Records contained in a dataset
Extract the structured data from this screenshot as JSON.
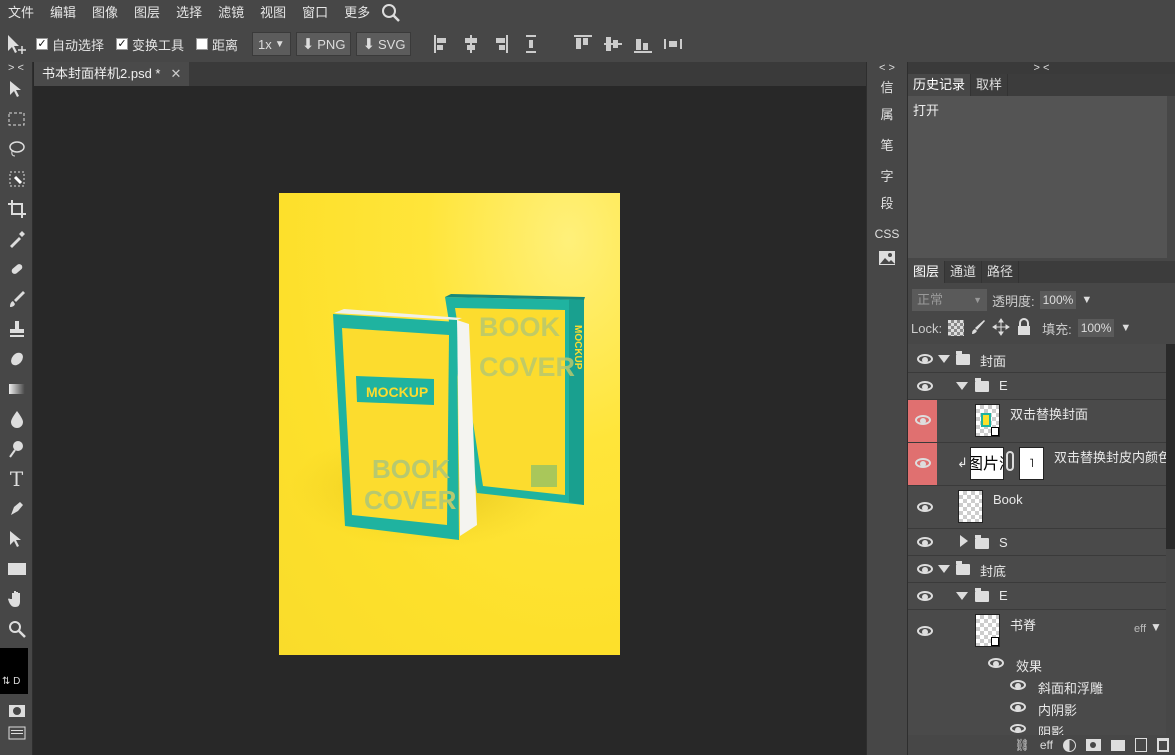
{
  "menu": [
    "文件",
    "编辑",
    "图像",
    "图层",
    "选择",
    "滤镜",
    "视图",
    "窗口",
    "更多"
  ],
  "options": {
    "auto_select": "自动选择",
    "transform_tools": "变换工具",
    "distance": "距离",
    "zoom": "1x",
    "png": "PNG",
    "svg": "SVG"
  },
  "doc_tab": {
    "title": "书本封面样机2.psd *",
    "close": "✕"
  },
  "mini_panel": [
    "信",
    "属",
    "笔",
    "字",
    "段",
    "CSS"
  ],
  "panel_toggle": "> <",
  "left_toggle": "> <",
  "mini_toggle": "< >",
  "history": {
    "tabs": [
      "历史记录",
      "取样"
    ],
    "items": [
      "打开"
    ]
  },
  "layers_panel": {
    "tabs": [
      "图层",
      "通道",
      "路径"
    ],
    "blend": "正常",
    "opacity_label": "透明度:",
    "opacity": "100%",
    "lock_label": "Lock:",
    "fill_label": "填充:",
    "fill": "100%"
  },
  "layers": {
    "r1": "封面",
    "r2": "E",
    "r3": "双击替换封面",
    "r4": "双击替换封皮内颜色",
    "r4_thumb": "图片浏",
    "r5": "Book",
    "r6": "S",
    "r7": "封底",
    "r8": "E",
    "r9": "书脊",
    "r9_eff": "eff"
  },
  "effects": {
    "title": "效果",
    "e1": "斜面和浮雕",
    "e2": "内阴影",
    "e3": "阴影"
  },
  "book": {
    "mockup": "MOCKUP",
    "book": "BOOK",
    "cover": "COVER"
  },
  "status": {
    "eff": "eff"
  },
  "colors": {
    "teal": "#1fb3a0",
    "yellow": "#fde02b",
    "highlight": "#e07070"
  }
}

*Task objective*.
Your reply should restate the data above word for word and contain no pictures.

*Exercise response*.
Extract the structured data from this screenshot as JSON.
{
  "menu": [
    "文件",
    "编辑",
    "图像",
    "图层",
    "选择",
    "滤镜",
    "视图",
    "窗口",
    "更多"
  ],
  "options": {
    "auto_select": "自动选择",
    "transform_tools": "变换工具",
    "distance": "距离",
    "zoom": "1x",
    "png": "PNG",
    "svg": "SVG"
  },
  "doc_tab": {
    "title": "书本封面样机2.psd *",
    "close": "✕"
  },
  "mini_panel": [
    "信",
    "属",
    "笔",
    "字",
    "段",
    "CSS"
  ],
  "panel_toggle": "> <",
  "left_toggle": "> <",
  "mini_toggle": "< >",
  "history": {
    "tabs": [
      "历史记录",
      "取样"
    ],
    "items": [
      "打开"
    ]
  },
  "layers_panel": {
    "tabs": [
      "图层",
      "通道",
      "路径"
    ],
    "blend": "正常",
    "opacity_label": "透明度:",
    "opacity": "100%",
    "lock_label": "Lock:",
    "fill_label": "填充:",
    "fill": "100%"
  },
  "layers": {
    "r1": "封面",
    "r2": "E",
    "r3": "双击替换封面",
    "r4": "双击替换封皮内颜色",
    "r4_thumb": "图片浏",
    "r5": "Book",
    "r6": "S",
    "r7": "封底",
    "r8": "E",
    "r9": "书脊",
    "r9_eff": "eff"
  },
  "effects": {
    "title": "效果",
    "e1": "斜面和浮雕",
    "e2": "内阴影",
    "e3": "阴影"
  },
  "book": {
    "mockup": "MOCKUP",
    "book": "BOOK",
    "cover": "COVER"
  },
  "status": {
    "eff": "eff"
  },
  "colors": {
    "teal": "#1fb3a0",
    "yellow": "#fde02b",
    "highlight": "#e07070"
  }
}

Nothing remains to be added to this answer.